Giant’s Causeway

Giant's Causeway BalsaltA few minutes drive was the famous Giant’s Causeway. It started raining on the way over, but cleared up as soon as we arrived. We were really lucky with the weather all day. Entering the park, which is a UNESCO World Heritage Site, we went through the visitor’s center to buy our tickets and set off to the stony beach. Audio-guides were included so we were stuck the earpieces listening to bad jokes as we walked down to the causeway.

The formation is due to the cooling of volcanic rock and the cracking of it in these shapes. But we also learned of the legend of Finn MacCool, who built this causeway all the way to Scotland only to confront a giant, Benandonner, who he ends up tricking (by pretending to be a baby… don’t ask) and the giant destroys the bridge as he runs back to Scotland with his tale between his legs.

The area was really beautiful and special. I felt like I was on a different world. The basalt columns were mostly hexagonal, but I found some that didn’t have six sides. One section rose high above the ground and lead into the sea. Our timing was great because it was quite empty due to the rain just minutes ago, but the sun was out for us! We spent quite some time exploring and taking pictures.
Giant's Causeway into the Sea

Giant's Causeway

Since we had daylight until passed 10 pm, we maxed it out and it turned out to be a really long day. We were ready to get to our hotel in Derry, a few hours away. We stopped in a small town at an amazing fish and chips restaurant, Flash in the Pan, where I bought the largest piece of fried fish that I’ve ever seen.

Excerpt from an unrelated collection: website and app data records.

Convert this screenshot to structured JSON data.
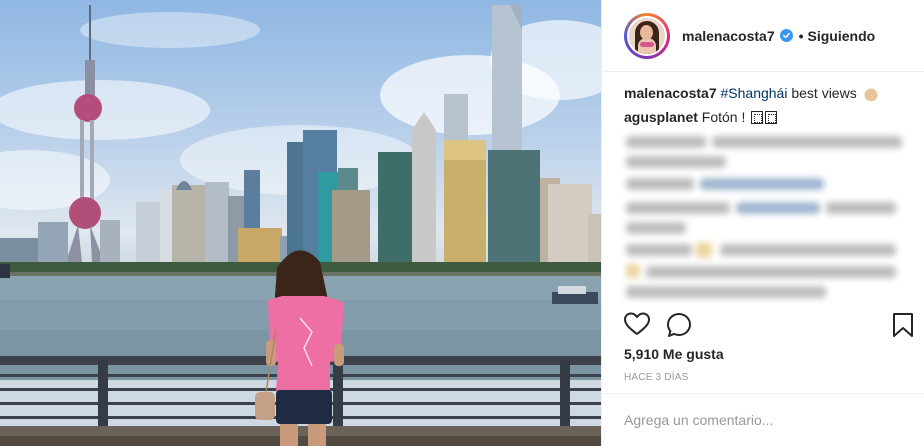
{
  "post": {
    "username": "malenacosta7",
    "dot": "•",
    "follow_status": "Siguiendo"
  },
  "caption": {
    "username": "malenacosta7",
    "hashtag": "#Shanghái",
    "text": " best views"
  },
  "comment": {
    "username": "agusplanet",
    "text": "Fotón !"
  },
  "likes": "5,910 Me gusta",
  "time_ago": "HACE 3 DÍAS",
  "add_comment": {
    "placeholder": "Agrega un comentario..."
  },
  "icons": {
    "verified": "verified-badge-icon",
    "like": "heart-icon",
    "comment": "comment-bubble-icon",
    "save": "bookmark-icon",
    "emoji": "ok-hand-emoji-icon"
  },
  "colors": {
    "verified_blue": "#3897f0",
    "hashtag": "#003569",
    "muted": "#999999",
    "border": "#efefef"
  }
}
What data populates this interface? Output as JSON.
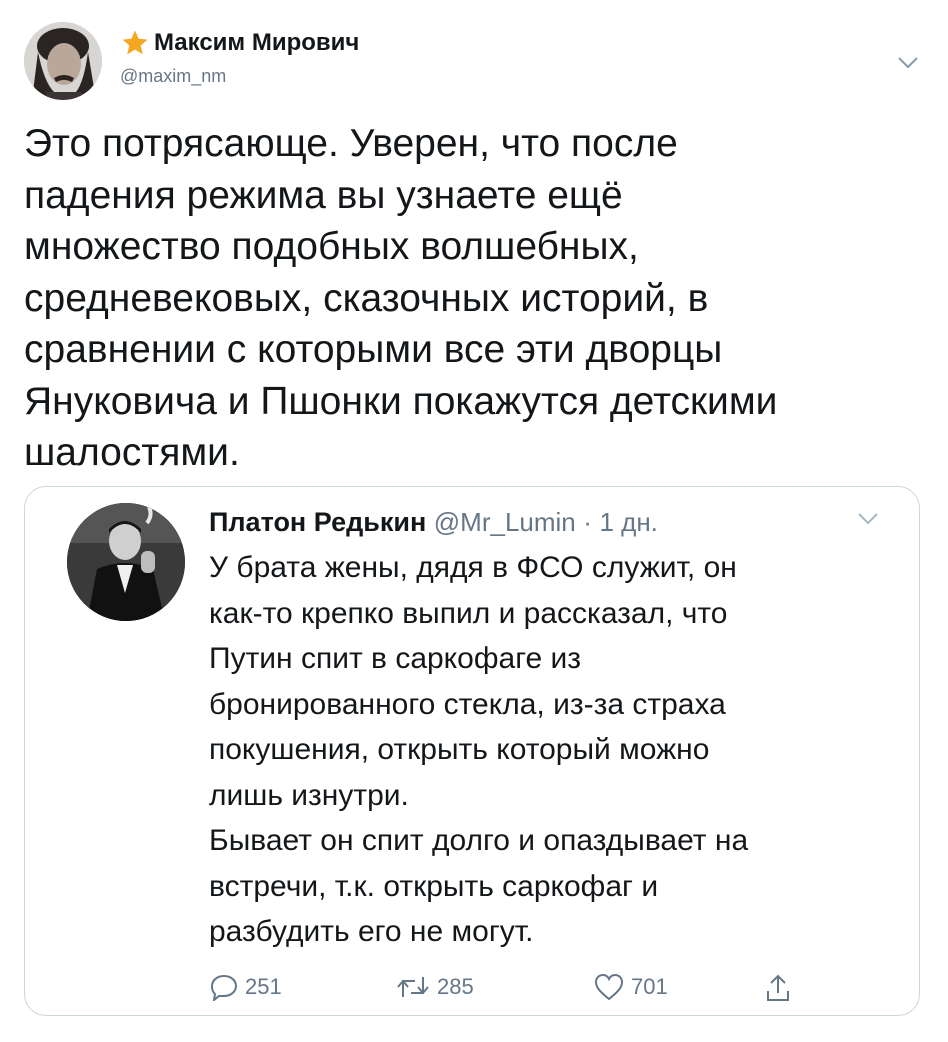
{
  "tweet": {
    "author": {
      "display_name": "Максим Мирович",
      "handle": "@maxim_nm",
      "badge_icon": "star-icon"
    },
    "text": "Это потрясающе. Уверен, что после\nпадения режима вы узнаете ещё\nмножество подобных волшебных,\nсредневековых, сказочных историй, в\nсравнении с которыми все эти дворцы\nЯнуковича и Пшонки покажутся детскими\nшалостями."
  },
  "quoted": {
    "display_name": "Платон Редькин",
    "handle": "@Mr_Lumin",
    "separator": "·",
    "time": "1 дн.",
    "text": "У брата жены, дядя в ФСО служит, он\nкак-то крепко выпил и рассказал, что\nПутин спит в саркофаге из\nбронированного стекла, из-за страха\nпокушения, открыть который можно\nлишь изнутри.\nБывает он спит долго и опаздывает на\nвстречи, т.к. открыть саркофаг и\nразбудить его не могут.",
    "actions": {
      "replies": "251",
      "retweets": "285",
      "likes": "701"
    }
  },
  "colors": {
    "text": "#14171a",
    "secondary": "#657786",
    "border": "#ccd6dd",
    "star": "#f5a623"
  }
}
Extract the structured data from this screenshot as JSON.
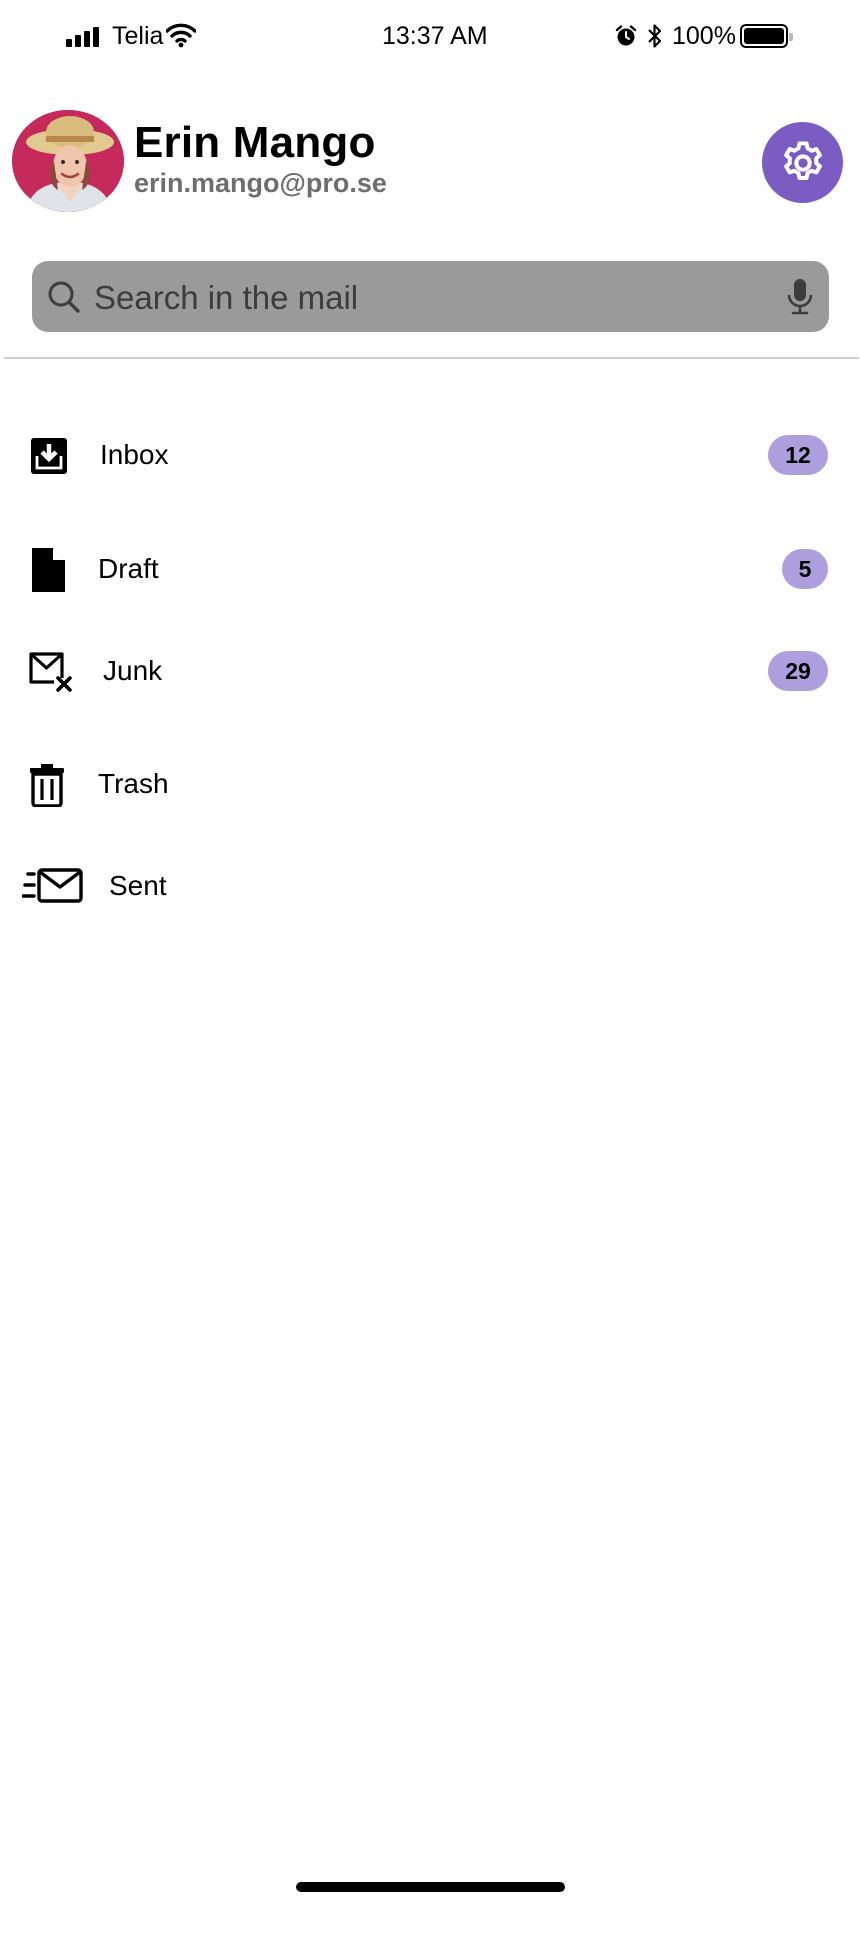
{
  "status_bar": {
    "carrier": "Telia",
    "time": "13:37 AM",
    "battery": "100%",
    "icons": [
      "signal-icon",
      "wifi-icon",
      "alarm-icon",
      "bluetooth-icon",
      "battery-icon"
    ]
  },
  "profile": {
    "name": "Erin Mango",
    "email": "erin.mango@pro.se",
    "avatar": "avatar-photo"
  },
  "search": {
    "placeholder": "Search in the mail"
  },
  "folders": [
    {
      "label": "Inbox",
      "badge": "12",
      "icon": "inbox-icon"
    },
    {
      "label": "Draft",
      "badge": "5",
      "icon": "draft-icon"
    },
    {
      "label": "Junk",
      "badge": "29",
      "icon": "junk-icon"
    },
    {
      "label": "Trash",
      "badge": "",
      "icon": "trash-icon"
    },
    {
      "label": "Sent",
      "badge": "",
      "icon": "sent-icon"
    }
  ],
  "colors": {
    "accent": "#7a5cc2",
    "badge": "#ad9fde",
    "search_bg": "#9a9a9a",
    "email_text": "#6e6e6e"
  }
}
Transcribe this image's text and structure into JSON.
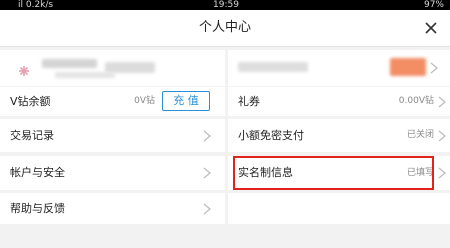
{
  "status_bar": {
    "left": "il 0.2k/s",
    "time": "19:59",
    "right": "97%"
  },
  "header": {
    "title": "个人中心"
  },
  "profile": {
    "left": {
      "avatar_color": "#e8a1b3"
    },
    "right": {
      "badge_color": "#f07a4a"
    }
  },
  "rows": {
    "vcoin": {
      "label": "V钻余额",
      "value": "0V钻",
      "button": "充 值"
    },
    "coupon": {
      "label": "礼券",
      "value": "0.00V钻"
    },
    "trade": {
      "label": "交易记录"
    },
    "pay": {
      "label": "小额免密支付",
      "value": "已关闭"
    },
    "account": {
      "label": "帐户与安全"
    },
    "realname": {
      "label": "实名制信息",
      "value": "已填写"
    },
    "help": {
      "label": "帮助与反馈"
    }
  },
  "colors": {
    "accent": "#2b8fd6",
    "highlight": "#e0231b"
  },
  "icons": {
    "close": "close-icon",
    "chevron": "chevron-right-icon"
  }
}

We fought off sleep to arrive safely, checked in, and soon enough passed out.


About David

Founder and writer at, David is on a mission to travel to every country in the world and has less than 10 countries left! He loves new adventures, unique cultures, historic landmarks, and luxurious hotels. Follow along as David shares a journey of a lifetime!